Step 3: Recommend a preferred solution

Next, rank the solutions. Before doing so, it’s best to set up criteria such as a scoring mechanism to help prioritise the solutions to best choose the right one. Some methodologies can have a scoring system such as giving a score of one to 10 depending on the solution’s cost and benefit. Regardless of the ranking approach, it should be designed to make the best solution to the problem evident. This process will need to be documented in the business case.

Step 4: Describe the implementation approach

Once the business problem – or opportunity and how to target it – have been identified, there is a need for a clear vision as to how to ensure the delivery of the business benefits expected. This should convince stakeholders that it’s correct and the best way to implement a process to achieve the objectives and goals.

Key elements of a business case

One of the key steps to starting a business case is to have a business case checklist or business case template. This should include:

1. Executive summary
The executive summary is a short version of each section of the business case. It’s used to give stakeholders a quick overview of the project.

2. Vision and strategy
This section provides general information about the project, such as the business objectives that will be achieved, the project plan outline, and strategic links.

3. Goals and objectives
First, establish what is the problem to be solved. Define the project goals and objectives. This will help define the project scope and identify project deliverables.

4. Project scope
The project scope determines all the tasks and deliverables that will be executed in the project to reach the business objectives. It may also define areas/countries/markets that the activity is limited to.

5. Background information
This provides a context for the project, explaining the problem to be solved, and how it aligns with the organisation’s vision and strategic plan.

6. Success criteria and stakeholder requirements
Depending on the kind of project, the requirements will differ, but they are critical to the project’s success. Map them to establish if they have been successfully met and report on the results. A stakeholder matrix should be utilised to analyse not just who is a stakeholder but also their influence and interest levels.

7. Options and alternatives considered
This links back to Step 2 as described earlier.

8. Benefits
What will be the opportunity met and/or the problem overcome, and how is this beneficial to the organisation?

9. Project schedule
Establish the tasks to get the project done. Once all the tasks are identified, estimate how long it will take to complete each one. Make a timeline for the project by estimating how long it will take to get each task completed. For a more impactful project schedule, use a tool such as a Gantt chart.

10. Financial appraisal
This is a very important section of the business case because this explains how the financial benefits outweigh the costs. Compare the financial costs and benefits of the project. This can be done by completing a cost-benefit analysis. What is the expected ROI?

11. Project budget
The budget is the best estimate of everything in the project plan and what it will cost to complete the project over the scheduled time allotted.
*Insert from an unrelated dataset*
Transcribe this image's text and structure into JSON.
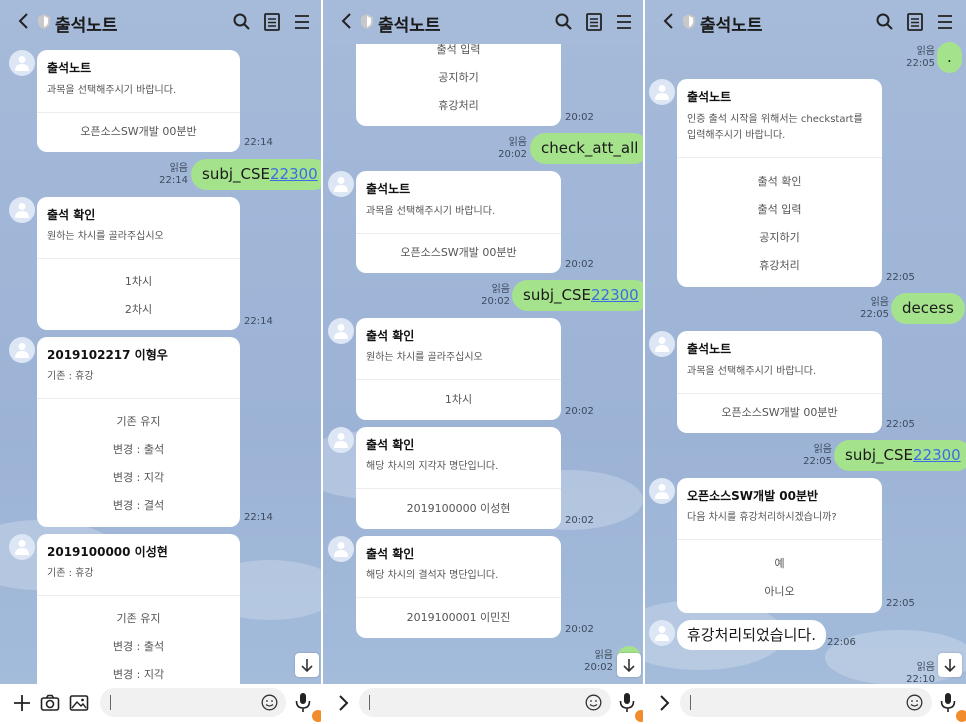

12. Risk assessment
There are many risk categories that can impact the project. The first step to mitigating them is to identify and assess the risks associated with the project activities.

13. Project governance
Project governance refers to all the project management rules and procedures that apply to the project such as defining the roles and responsibilities of the project team members and the framework for decision-making.

14. Market assessment
Research the market, competitors, and industry, to find opportunities and threats.

15. Competitor analysis
Identify direct and indirect competitors and do an assessment of their products, strengths, competitive advantages, and their business strategy.

16. SWOT/VRIO analysis
A SWOT analysis helps identify the organisation’s strengths, weaknesses, opportunities, and threats. The strengths and weaknesses are internal, while the opportunities and threats are external. A VRIO analysis helps to analyse the organisations resources and establish if they can be used to gain competitive advantage.

Find more business management tools in the ABDO Business Support Hub.